For the most part, manufacturers are keeping out of the fray as lawmakers wrestle with proposals to change the system.
"The current process is transparent, but we're not adverse to changing it," said Ms. Olsen, of DuPont.
Some lawmakers seem to like it, she said, because introducing exemption bills allows them to demonstrate to constituents that they're working to preserve local jobs.
Mr. Casey says the current process is imperfect, but companies can't wait for Congress to find agreement on reforms.
"There ought to be a way to help companies without going through this complication of filing all these bills, but until any kind of reform takes place that streamlines it and makes it more workable, we've got to do everything we can do for these companies," he said.
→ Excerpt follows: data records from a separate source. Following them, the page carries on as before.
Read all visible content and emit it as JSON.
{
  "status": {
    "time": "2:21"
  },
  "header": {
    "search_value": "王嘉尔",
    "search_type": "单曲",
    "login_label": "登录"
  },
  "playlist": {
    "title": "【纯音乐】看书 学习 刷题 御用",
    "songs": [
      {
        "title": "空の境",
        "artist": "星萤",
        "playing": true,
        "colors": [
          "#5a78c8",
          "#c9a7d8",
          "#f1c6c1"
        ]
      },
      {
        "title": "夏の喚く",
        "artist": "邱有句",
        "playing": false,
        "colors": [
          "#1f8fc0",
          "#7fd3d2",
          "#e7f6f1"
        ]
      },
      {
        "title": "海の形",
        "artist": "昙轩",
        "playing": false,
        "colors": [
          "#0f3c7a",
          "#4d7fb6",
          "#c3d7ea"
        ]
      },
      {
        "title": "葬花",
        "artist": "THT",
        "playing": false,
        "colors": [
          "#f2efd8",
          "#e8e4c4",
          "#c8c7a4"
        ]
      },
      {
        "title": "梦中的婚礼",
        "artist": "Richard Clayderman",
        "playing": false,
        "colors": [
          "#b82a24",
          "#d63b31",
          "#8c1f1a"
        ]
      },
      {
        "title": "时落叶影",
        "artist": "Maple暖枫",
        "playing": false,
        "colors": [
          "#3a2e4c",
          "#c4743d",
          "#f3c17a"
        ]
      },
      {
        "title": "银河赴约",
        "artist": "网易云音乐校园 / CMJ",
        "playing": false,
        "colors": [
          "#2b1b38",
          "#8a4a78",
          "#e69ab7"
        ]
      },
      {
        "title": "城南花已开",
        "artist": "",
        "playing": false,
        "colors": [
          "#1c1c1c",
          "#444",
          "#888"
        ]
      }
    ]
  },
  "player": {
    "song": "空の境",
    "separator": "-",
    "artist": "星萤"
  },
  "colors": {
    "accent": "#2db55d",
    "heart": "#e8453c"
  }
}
If exemptions are allowed to expire, companies in Pennsylvania and elsewhere would take an economic hit, he said.
Sen. Pat Toomey, R-Pa., isn't sponsoring any tariff exemptions bills, but it's not that he opposes the tax relief; he said he wants it to be broader and to be achieved through regulatory processes rather than legislative ones.
"I do want to see [exemptions put in place], but I'd like to see the process reformed," he said in a telephone interview. "A company that is deserving of tariff relief shouldn't have to come on bended knee to their member of Congress." He would like to see it go straight to the International Trade Commission.
Mr. Denton said that would remove the perceived need for lobbying and campaign contributions, allowing more businesses to benefit from exemptions.
In an emailed statement, Mr. DeMint, the South Carolina senator, said the Portman-McCaskill legislation would put an end to corporate lobbying for import tax breaks by removing Congress from the equation.
Leaders of the House Ways and Means Committee say the current system works. Ways and Means and the Senate Finance Committee act as gatekeepers between exemption-bill introductions and the International Trade Commission.
"Currently we have a process with bipartisan support and support of business groups. It's a very long, transparent process," said committee spokeswoman Sarah Swinehart.
Others who want to maintain the status quo say the McCaskill-Portman measure is unconstitutional because it hinders Congressional responsibility to regulate international trade.
Manufacturers like DuPont don't care whether Congress reforms the process or sticks with the status quo, so long as it acts before Dec. 31 when many exemptions expire.
"Any way we can create that level playing field is fine with us," Ms. Olsen said. "We just can't have exemptions expire."
First Published June 24, 2012 12:00 am